Exercise: Reproduce the records exactly.

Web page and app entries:
-------
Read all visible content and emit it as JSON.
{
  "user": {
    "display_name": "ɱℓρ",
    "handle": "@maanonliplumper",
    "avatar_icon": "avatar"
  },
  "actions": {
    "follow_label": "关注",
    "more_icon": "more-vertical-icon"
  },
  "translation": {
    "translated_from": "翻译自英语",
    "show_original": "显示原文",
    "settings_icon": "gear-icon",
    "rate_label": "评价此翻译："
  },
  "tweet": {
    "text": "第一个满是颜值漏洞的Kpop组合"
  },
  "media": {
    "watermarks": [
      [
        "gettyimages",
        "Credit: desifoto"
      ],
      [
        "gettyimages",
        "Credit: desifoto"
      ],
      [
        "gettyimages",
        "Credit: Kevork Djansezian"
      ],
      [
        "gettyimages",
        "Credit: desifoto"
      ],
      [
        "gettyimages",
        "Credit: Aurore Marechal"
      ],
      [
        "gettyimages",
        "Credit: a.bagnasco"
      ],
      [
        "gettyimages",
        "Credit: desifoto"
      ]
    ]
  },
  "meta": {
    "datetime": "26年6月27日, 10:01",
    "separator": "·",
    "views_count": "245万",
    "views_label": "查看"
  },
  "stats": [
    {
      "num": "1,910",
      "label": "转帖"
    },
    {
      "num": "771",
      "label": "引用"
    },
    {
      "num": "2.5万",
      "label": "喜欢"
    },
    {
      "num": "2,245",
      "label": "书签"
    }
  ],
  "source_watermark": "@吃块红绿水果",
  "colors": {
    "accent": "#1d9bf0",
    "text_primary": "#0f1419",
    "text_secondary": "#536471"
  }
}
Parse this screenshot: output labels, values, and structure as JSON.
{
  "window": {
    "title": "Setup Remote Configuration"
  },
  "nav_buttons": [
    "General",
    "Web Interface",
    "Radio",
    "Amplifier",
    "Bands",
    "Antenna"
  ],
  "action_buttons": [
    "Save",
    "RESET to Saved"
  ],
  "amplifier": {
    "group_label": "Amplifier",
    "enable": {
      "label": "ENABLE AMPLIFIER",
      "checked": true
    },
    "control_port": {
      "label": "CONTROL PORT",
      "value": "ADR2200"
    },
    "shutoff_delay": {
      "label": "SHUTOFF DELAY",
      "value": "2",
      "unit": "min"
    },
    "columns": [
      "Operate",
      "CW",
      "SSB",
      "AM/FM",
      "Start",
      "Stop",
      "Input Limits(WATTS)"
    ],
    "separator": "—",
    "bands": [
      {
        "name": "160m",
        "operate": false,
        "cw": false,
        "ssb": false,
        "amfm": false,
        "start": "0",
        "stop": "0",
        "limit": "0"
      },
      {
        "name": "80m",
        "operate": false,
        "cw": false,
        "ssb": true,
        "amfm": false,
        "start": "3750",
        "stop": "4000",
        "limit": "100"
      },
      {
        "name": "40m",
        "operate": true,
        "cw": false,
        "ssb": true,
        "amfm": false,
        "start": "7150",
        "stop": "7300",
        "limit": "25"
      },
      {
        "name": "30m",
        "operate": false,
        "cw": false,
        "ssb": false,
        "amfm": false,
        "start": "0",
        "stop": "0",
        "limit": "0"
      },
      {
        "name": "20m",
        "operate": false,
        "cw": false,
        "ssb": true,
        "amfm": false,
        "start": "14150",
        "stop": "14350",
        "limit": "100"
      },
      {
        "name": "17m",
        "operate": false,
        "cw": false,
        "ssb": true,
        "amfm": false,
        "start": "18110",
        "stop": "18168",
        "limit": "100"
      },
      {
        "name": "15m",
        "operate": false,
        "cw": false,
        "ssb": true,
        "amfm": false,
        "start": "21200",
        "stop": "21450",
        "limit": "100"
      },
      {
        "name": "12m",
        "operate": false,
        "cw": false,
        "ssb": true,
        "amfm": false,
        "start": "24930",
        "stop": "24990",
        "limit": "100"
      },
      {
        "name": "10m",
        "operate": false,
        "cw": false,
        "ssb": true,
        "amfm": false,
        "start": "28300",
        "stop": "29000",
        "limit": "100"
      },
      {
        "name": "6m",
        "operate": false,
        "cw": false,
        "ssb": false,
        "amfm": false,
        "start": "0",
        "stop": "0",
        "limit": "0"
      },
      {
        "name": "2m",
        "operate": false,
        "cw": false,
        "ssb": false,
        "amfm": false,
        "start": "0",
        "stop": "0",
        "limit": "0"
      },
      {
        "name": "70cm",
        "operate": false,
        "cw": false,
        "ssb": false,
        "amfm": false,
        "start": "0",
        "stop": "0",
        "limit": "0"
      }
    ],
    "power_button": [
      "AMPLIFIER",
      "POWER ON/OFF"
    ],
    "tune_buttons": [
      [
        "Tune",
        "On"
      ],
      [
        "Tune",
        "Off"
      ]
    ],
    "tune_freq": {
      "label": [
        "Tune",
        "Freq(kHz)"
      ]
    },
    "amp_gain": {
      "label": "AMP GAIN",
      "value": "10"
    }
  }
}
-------
Response to the exercise:
Read all visible content and emit it as JSON.
{
  "user": {
    "display_name": "ɱℓρ",
    "handle": "@maanonliplumper",
    "avatar_icon": "avatar"
  },
  "actions": {
    "follow_label": "关注",
    "more_icon": "more-vertical-icon"
  },
  "translation": {
    "translated_from": "翻译自英语",
    "show_original": "显示原文",
    "settings_icon": "gear-icon",
    "rate_label": "评价此翻译："
  },
  "tweet": {
    "text": "第一个满是颜值漏洞的Kpop组合"
  },
  "media": {
    "watermarks": [
      [
        "gettyimages",
        "Credit: desifoto"
      ],
      [
        "gettyimages",
        "Credit: desifoto"
      ],
      [
        "gettyimages",
        "Credit: Kevork Djansezian"
      ],
      [
        "gettyimages",
        "Credit: desifoto"
      ],
      [
        "gettyimages",
        "Credit: Aurore Marechal"
      ],
      [
        "gettyimages",
        "Credit: a.bagnasco"
      ],
      [
        "gettyimages",
        "Credit: desifoto"
      ]
    ]
  },
  "meta": {
    "datetime": "26年6月27日, 10:01",
    "separator": "·",
    "views_count": "245万",
    "views_label": "查看"
  },
  "stats": [
    {
      "num": "1,910",
      "label": "转帖"
    },
    {
      "num": "771",
      "label": "引用"
    },
    {
      "num": "2.5万",
      "label": "喜欢"
    },
    {
      "num": "2,245",
      "label": "书签"
    }
  ],
  "source_watermark": "@吃块红绿水果",
  "colors": {
    "accent": "#1d9bf0",
    "text_primary": "#0f1419",
    "text_secondary": "#536471"
  }
}
Parse this screenshot: output labels, values, and structure as JSON.
{
  "window": {
    "title": "Setup Remote Configuration"
  },
  "nav_buttons": [
    "General",
    "Web Interface",
    "Radio",
    "Amplifier",
    "Bands",
    "Antenna"
  ],
  "action_buttons": [
    "Save",
    "RESET to Saved"
  ],
  "amplifier": {
    "group_label": "Amplifier",
    "enable": {
      "label": "ENABLE AMPLIFIER",
      "checked": true
    },
    "control_port": {
      "label": "CONTROL PORT",
      "value": "ADR2200"
    },
    "shutoff_delay": {
      "label": "SHUTOFF DELAY",
      "value": "2",
      "unit": "min"
    },
    "columns": [
      "Operate",
      "CW",
      "SSB",
      "AM/FM",
      "Start",
      "Stop",
      "Input Limits(WATTS)"
    ],
    "separator": "—",
    "bands": [
      {
        "name": "160m",
        "operate": false,
        "cw": false,
        "ssb": false,
        "amfm": false,
        "start": "0",
        "stop": "0",
        "limit": "0"
      },
      {
        "name": "80m",
        "operate": false,
        "cw": false,
        "ssb": true,
        "amfm": false,
        "start": "3750",
        "stop": "4000",
        "limit": "100"
      },
      {
        "name": "40m",
        "operate": true,
        "cw": false,
        "ssb": true,
        "amfm": false,
        "start": "7150",
        "stop": "7300",
        "limit": "25"
      },
      {
        "name": "30m",
        "operate": false,
        "cw": false,
        "ssb": false,
        "amfm": false,
        "start": "0",
        "stop": "0",
        "limit": "0"
      },
      {
        "name": "20m",
        "operate": false,
        "cw": false,
        "ssb": true,
        "amfm": false,
        "start": "14150",
        "stop": "14350",
        "limit": "100"
      },
      {
        "name": "17m",
        "operate": false,
        "cw": false,
        "ssb": true,
        "amfm": false,
        "start": "18110",
        "stop": "18168",
        "limit": "100"
      },
      {
        "name": "15m",
        "operate": false,
        "cw": false,
        "ssb": true,
        "amfm": false,
        "start": "21200",
        "stop": "21450",
        "limit": "100"
      },
      {
        "name": "12m",
        "operate": false,
        "cw": false,
        "ssb": true,
        "amfm": false,
        "start": "24930",
        "stop": "24990",
        "limit": "100"
      },
      {
        "name": "10m",
        "operate": false,
        "cw": false,
        "ssb": true,
        "amfm": false,
        "start": "28300",
        "stop": "29000",
        "limit": "100"
      },
      {
        "name": "6m",
        "operate": false,
        "cw": false,
        "ssb": false,
        "amfm": false,
        "start": "0",
        "stop": "0",
        "limit": "0"
      },
      {
        "name": "2m",
        "operate": false,
        "cw": false,
        "ssb": false,
        "amfm": false,
        "start": "0",
        "stop": "0",
        "limit": "0"
      },
      {
        "name": "70cm",
        "operate": false,
        "cw": false,
        "ssb": false,
        "amfm": false,
        "start": "0",
        "stop": "0",
        "limit": "0"
      }
    ],
    "power_button": [
      "AMPLIFIER",
      "POWER ON/OFF"
    ],
    "tune_buttons": [
      [
        "Tune",
        "On"
      ],
      [
        "Tune",
        "Off"
      ]
    ],
    "tune_freq": {
      "label": [
        "Tune",
        "Freq(kHz)"
      ]
    },
    "amp_gain": {
      "label": "AMP GAIN",
      "value": "10"
    }
  }
}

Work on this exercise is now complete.